▸ EXERCISE REQUIREMENTS: Each line that has the string "JSON" must be copied from the records below.

+++ EXTRACTED RECORDS

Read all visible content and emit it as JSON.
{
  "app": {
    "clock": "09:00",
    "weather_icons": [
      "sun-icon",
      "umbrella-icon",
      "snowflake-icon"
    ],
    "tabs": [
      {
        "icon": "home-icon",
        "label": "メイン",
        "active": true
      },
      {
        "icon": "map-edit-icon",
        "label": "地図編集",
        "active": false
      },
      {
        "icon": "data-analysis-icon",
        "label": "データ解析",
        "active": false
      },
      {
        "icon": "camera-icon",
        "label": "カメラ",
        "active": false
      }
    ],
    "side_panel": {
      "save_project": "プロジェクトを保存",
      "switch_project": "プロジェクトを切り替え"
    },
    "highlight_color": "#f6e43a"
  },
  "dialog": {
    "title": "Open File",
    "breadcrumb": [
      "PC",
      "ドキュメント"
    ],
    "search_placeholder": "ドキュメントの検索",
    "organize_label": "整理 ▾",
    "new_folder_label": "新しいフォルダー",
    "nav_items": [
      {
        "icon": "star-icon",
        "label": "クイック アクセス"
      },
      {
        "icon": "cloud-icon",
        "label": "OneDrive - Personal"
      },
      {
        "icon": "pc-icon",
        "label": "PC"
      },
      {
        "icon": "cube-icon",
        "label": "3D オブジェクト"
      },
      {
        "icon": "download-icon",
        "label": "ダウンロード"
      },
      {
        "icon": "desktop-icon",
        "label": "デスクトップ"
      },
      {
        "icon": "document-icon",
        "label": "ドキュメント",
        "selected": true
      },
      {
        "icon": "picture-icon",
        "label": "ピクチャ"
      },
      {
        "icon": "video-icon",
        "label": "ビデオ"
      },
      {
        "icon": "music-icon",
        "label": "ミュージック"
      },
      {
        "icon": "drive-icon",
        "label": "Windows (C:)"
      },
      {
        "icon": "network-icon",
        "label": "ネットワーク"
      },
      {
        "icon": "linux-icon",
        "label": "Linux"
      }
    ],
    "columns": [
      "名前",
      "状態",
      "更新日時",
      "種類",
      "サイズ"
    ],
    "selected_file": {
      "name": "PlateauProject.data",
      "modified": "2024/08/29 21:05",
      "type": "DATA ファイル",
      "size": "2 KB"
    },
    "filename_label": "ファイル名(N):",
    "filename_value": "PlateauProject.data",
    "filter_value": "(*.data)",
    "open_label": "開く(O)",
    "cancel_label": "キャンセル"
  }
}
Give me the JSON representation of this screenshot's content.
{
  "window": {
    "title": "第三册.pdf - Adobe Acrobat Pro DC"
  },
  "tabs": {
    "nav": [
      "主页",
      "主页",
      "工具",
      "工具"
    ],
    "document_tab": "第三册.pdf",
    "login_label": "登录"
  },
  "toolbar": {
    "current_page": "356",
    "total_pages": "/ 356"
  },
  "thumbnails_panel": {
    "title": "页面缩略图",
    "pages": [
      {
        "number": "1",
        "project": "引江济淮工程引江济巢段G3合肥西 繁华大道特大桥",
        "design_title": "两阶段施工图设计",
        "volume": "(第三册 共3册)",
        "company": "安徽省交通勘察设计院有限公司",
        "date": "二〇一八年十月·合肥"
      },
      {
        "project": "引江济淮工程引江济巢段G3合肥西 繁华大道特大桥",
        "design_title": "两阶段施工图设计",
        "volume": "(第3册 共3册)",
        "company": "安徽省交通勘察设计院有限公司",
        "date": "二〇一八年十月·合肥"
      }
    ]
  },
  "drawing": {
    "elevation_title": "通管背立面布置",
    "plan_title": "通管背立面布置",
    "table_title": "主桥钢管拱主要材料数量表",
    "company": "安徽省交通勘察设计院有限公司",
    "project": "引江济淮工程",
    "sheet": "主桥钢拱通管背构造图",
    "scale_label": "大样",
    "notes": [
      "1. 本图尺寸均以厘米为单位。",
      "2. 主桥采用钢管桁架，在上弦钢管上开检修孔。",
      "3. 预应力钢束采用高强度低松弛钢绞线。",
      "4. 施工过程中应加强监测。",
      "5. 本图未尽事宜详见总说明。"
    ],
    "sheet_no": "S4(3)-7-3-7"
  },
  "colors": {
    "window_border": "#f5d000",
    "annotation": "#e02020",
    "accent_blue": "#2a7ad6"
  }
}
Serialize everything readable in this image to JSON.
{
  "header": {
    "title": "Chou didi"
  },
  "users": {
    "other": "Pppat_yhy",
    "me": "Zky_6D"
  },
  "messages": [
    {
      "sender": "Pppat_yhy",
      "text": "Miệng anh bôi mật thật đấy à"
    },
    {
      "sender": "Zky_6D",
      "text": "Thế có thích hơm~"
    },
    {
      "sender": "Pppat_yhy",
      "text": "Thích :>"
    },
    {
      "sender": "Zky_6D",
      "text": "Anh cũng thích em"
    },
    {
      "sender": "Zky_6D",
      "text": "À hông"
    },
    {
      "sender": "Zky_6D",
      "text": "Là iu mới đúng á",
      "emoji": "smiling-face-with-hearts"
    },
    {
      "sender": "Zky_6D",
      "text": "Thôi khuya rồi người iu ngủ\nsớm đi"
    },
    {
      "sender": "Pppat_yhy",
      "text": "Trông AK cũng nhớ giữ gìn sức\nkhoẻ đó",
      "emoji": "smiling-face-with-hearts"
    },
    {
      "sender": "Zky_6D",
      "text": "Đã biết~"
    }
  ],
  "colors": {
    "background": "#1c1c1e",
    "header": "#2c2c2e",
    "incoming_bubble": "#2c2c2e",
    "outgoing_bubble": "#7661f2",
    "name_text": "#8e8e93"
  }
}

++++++

▸ OUTPUT BELOW:
Read all visible content and emit it as JSON.
Give me the JSON representation of this screenshot's content.
Serialize everything readable in this image to JSON.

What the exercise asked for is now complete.